This translation is a little... "sick man" could be interpreted as "bad man" (and would naturally be in this context I believe)
Yes I think you are right since it uses ser instead of estar. If it used estar, it would mean that he was sick with an illness.
Does this sentence in Spanish have the same negative connotation about the person's character / behavior / mental state, that it does in English?
But even in English you could say "He is a very sick man" and have it mean either ill or wicked (or possibly even awesome), it's all in the tone of delivery, since sick (wicked) just means sick in the head.
acuerdo- usa estar para describir alguien con una enfermedad. "ella es enferma" es decir que ella es una persona enferma o mala
This reminds me of 'The Mask Of Zorro' where the guy (Antonio Banderas) says to Captain Love "You are a very sick person". My point here is a nice movie reference to put it into context for study sake:)

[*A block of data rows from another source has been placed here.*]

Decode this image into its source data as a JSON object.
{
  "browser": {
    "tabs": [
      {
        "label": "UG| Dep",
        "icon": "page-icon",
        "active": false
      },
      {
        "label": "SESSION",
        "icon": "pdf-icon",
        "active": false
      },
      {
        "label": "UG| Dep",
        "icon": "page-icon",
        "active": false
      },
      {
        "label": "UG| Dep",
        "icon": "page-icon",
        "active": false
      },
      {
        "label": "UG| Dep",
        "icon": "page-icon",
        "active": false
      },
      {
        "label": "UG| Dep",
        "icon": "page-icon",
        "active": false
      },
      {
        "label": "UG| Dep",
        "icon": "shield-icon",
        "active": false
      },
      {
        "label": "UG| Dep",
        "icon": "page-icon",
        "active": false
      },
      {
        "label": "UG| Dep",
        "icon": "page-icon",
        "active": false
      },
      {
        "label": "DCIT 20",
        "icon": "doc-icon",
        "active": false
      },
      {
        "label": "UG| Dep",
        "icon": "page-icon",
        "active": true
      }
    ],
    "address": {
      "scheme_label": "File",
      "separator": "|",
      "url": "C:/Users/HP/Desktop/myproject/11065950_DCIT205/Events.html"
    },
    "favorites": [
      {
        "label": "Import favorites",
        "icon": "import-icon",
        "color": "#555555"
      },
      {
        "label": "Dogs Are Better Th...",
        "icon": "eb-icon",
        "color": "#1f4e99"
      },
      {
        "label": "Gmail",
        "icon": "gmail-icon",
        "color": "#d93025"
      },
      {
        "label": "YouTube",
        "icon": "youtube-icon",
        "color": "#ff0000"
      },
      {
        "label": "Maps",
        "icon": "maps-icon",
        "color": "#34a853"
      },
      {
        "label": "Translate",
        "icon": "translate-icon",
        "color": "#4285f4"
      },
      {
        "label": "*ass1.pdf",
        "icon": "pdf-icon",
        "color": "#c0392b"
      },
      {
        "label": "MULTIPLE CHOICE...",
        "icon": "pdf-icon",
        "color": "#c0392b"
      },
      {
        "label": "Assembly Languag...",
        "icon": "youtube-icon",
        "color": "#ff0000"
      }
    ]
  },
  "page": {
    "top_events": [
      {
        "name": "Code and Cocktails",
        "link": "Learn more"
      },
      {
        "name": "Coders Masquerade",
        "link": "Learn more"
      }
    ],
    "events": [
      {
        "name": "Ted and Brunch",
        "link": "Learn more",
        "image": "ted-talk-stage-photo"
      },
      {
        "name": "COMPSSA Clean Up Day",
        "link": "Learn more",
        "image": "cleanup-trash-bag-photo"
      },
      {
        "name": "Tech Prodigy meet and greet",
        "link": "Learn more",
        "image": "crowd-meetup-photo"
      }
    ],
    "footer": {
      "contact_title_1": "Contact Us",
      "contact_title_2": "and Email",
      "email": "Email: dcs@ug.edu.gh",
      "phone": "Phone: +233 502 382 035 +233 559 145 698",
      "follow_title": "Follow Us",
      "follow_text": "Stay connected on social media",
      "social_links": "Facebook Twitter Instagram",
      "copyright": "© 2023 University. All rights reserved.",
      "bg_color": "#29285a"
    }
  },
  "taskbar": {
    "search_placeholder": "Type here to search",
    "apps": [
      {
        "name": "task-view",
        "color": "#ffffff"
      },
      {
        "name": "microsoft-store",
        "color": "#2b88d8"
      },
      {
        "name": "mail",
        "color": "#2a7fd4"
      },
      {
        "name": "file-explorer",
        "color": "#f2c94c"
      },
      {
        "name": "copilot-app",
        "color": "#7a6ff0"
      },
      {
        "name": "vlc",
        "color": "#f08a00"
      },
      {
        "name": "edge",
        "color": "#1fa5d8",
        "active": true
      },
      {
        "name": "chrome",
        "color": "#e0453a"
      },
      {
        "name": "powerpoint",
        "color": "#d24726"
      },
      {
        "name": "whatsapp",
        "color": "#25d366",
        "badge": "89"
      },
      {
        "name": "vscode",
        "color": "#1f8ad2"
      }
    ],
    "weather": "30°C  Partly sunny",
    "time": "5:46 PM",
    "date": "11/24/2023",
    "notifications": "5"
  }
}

To markbelgard: Dude, not everyone is out to get you. DL didn't aim this at you specifically.
Poorly means the same as sick or ill in this context and could surely be accepted as an alternative?
Poorly is an adverb, whereas sick is an adjective. You would say, "He is poorly," not, "He is a poorly man.
From Trump's tweet: "...a bad (or sick!) guy." Not that I share his opinion, that's just what popped into my head when I saw that exercise.